The basic idea of soap is pretty simple. You mix melted fats and/or oils with a strong base (lye) and it chemically modifies the triglycerides into soap molecules. As the chemical reaction proceeds and the mixture cools down, it gets opaque and thick like pudding. This condition is called "trace" (you can see traces of your stir marks).

Roughly 95-100 degree F lye being poured into warm oil of same temp.
Using a stick blender to mix the lye into the fats.
After some mixing, but before trace.
I don't have a trace picture, but if you look on the surface of this poured soap, you'll see bumps because it was solid enough to partially hold its shape.
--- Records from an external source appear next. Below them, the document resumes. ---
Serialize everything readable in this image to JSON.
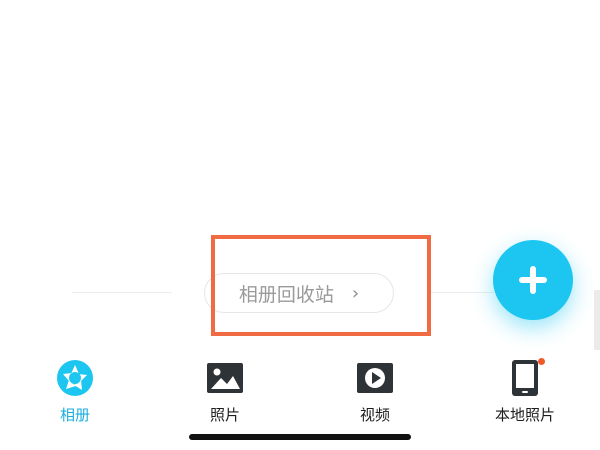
{
  "recycle_bin": {
    "label": "相册回收站",
    "chevron": "›"
  },
  "fab": {
    "icon": "plus-icon",
    "color": "#1cc6f1"
  },
  "tabs": [
    {
      "label": "相册",
      "icon": "album-icon",
      "active": true
    },
    {
      "label": "照片",
      "icon": "photo-icon",
      "active": false
    },
    {
      "label": "视频",
      "icon": "video-icon",
      "active": false
    },
    {
      "label": "本地照片",
      "icon": "phone-icon",
      "active": false,
      "badge": true
    }
  ],
  "colors": {
    "accent": "#1cc6f1",
    "active_tab": "#1aaee0",
    "highlight": "#f06a43",
    "badge": "#f05a28"
  }
}
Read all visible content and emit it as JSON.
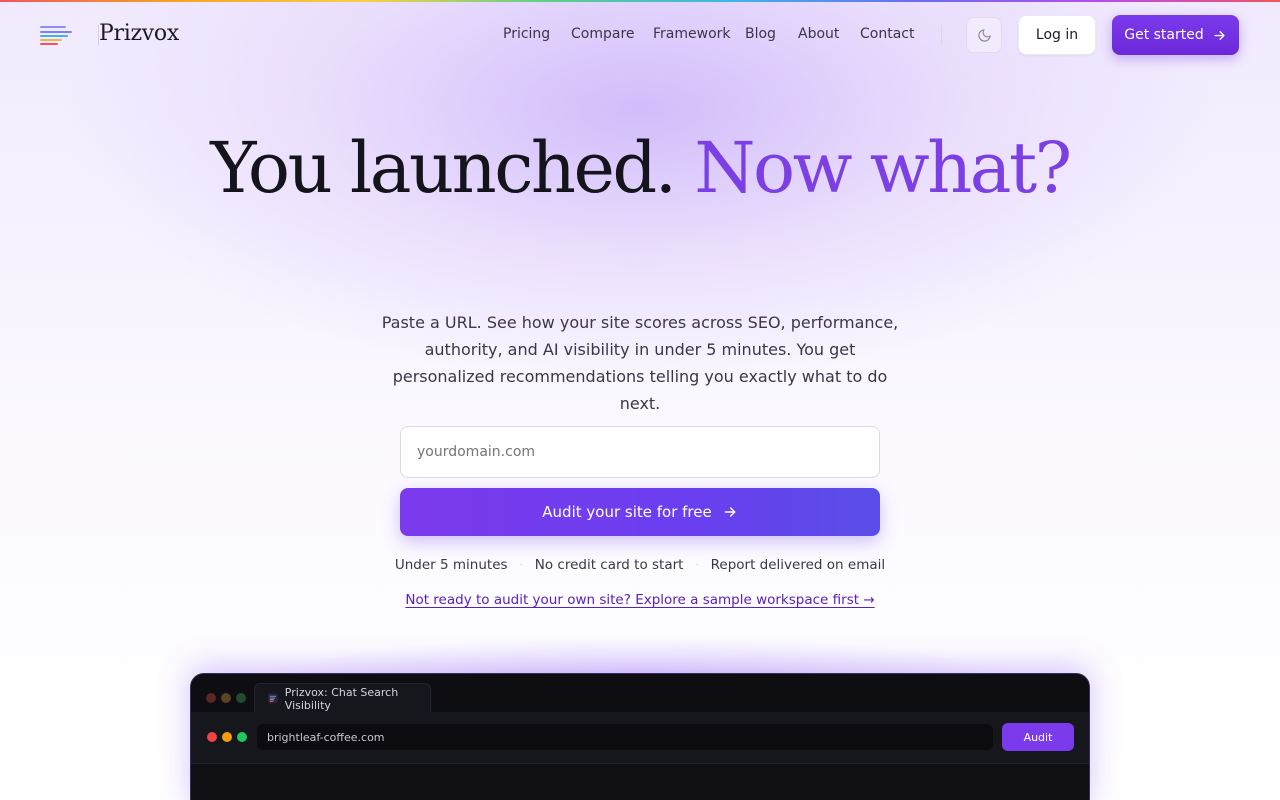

We have a 1/4 batch of Rachel's "tried and true" soap from the Miller Soap website. We scented it with 1 oz of Tahitian Vanilla fragrance oil, which smells very floral. The Sweetcakes website that I ordered the fragrance oil from says that this particular one turns dark brown, so we didn't try to color it. It's been poured into a black plastic Thai restaurant take-out box. This batch cost $6.41 to make.

The second batch we made up was a full batch of Sudsy All-Vegetable soap. I tried mixing it with a hand blender and it gets to trace lots faster than stirring by hand (which we did with the first batch. This batch is colored a horrible pink (we were trying for purple, but the dye we have doesn't seem to work well) and is scented with 1 oz Jasmine Fragrance. Overall, it kind of reminds me of hotels. Total cost: $16.44.

Third, we have a recipe that I got in a handout from the class I took. I tried to color it blue and ended up with a weird gray right after I added the dye, which slowly changed to a peach color as the mixture cooled. I give up on these dyes. It's originally from Rainbow Meadow, but I can't find the exact recipe on their website. Total cost: $21.65. I'm reproducing the recipe below for my own reference:
28 oz coconut oil
18 oz palm oil
42 oz olive oil
12.7 oz lye dissolved in 33 oz water
Let fat and lye cool to 92 deg F, then mix until at trace.

Next, I found a recipe containing Shea Butter, which costs $15.03. This one's scented with Vanilla Lace.

Last is a batch of Favorite Castille II (which it turns out is soap made from mostly olive oil; who knew?) scented with 0.75 oz peppermint essential oil. It costs $18.26.